Our founder’s grandmother Minnie Stigall Tomlinson Warner was a highly respected practitioner. Many times doctors knocked on her door to ask if she would accompany them to a birth that was expected to be difficult. According to family legend, Grandma possessed a particular gift for reviving ‘blue babies’ and was credited with bringing many babies ‘back’ that a doctor had considered dead. In those days, she was revered as a healer and considered an authority in everything that had to do with birth and children.
She was born in 1885 and died in 1971. In between, she was a midwife when midwifery was much more appreciated and much less complicated than it is today.
The traditional wisdom of the midwives of her grandmother’s time is no longer enough. Contemporary midwives face a number of new challenges that require an academic advantage.
Normal birth is not definable in medical terms. Childbirth is treated as a disease and pregnant women are prodded through a technical, medicalized system that actually creates complications in an over-zealous attempt to predict or prevent them.
The practice of midwifery is no longer respected as a traditional and vital community service. The medical community generally misjudges and disapproves of midwives. Midwives often find themselves defending their profession in the medical community and in the political arena. Society, in general, is misinformed about birth and midwifery, and there are many potential legal jeopardies my grandmother never had to contemplate.
Today’s midwife has to meet the present technocracy of childbirth head-on, as a professional in her own right, and as a parent advocate and educator.
She maintains her faith in the normalcy of birth, and yet prepares for any possibility.
There is a lot to learn. There is a lot to know. In-depth academic study is an absolute requirement. My theory is that a midwife who ‘knows’ a lot is much more comfortable doing less. The kind of midwifery educational assistance I want to offer is true ‘with woman’ ‘sit on your hands’ ‘assist; not manage’ style midwifery.
That has been our primary work since 1981 – helping midwives acquire an academic advantage.
A midwife with the working knowledge of medical and midwifery terminology, a thorough understanding of the physiology of pregnancy and birth, and an appreciation for medical technology when it’s warranted, is the kind of midwife who represents her profession well.
We’ve been helping women become that kind of midwife for over 35 years!
Textbook study complements practical experience – knowing gives substance to doing. We need to know why we do what we do. It is only when we understand the rationale – or lack of it – for any standard procedure or protocol that we are qualified to deviate from it.
Most complications are rare; a midwife may not learn about many complications through experience.
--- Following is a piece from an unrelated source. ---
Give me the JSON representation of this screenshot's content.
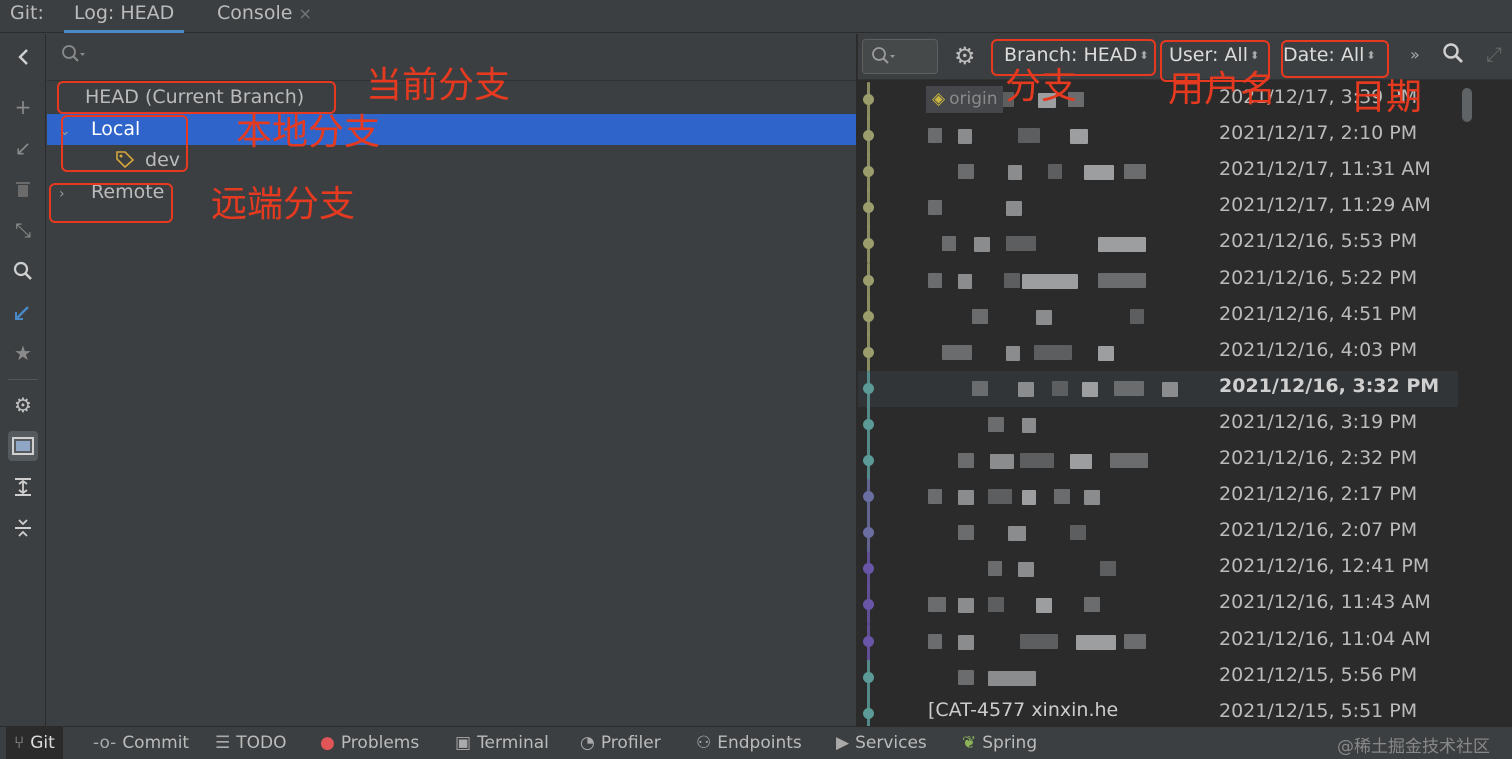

If her academic preparation has been comprehensive, though, she will have some knowledge of every possible deviation from normal and know how to respond without interfering with the natural process.
In-depth study not only increases competence, but confidence. ‘Self-efficacy’ which produces self-confidence is defined as the perception of one’s ability to do a specific task or function. Committed effort strongly increases the perception of an ability to perform, which leads to more confidence.
As the complex becomes understandable, the subtleties take on more meaning, gray areas clear up, old questions are answered, new questions arise, enthusiasm increases and burnout is less likely.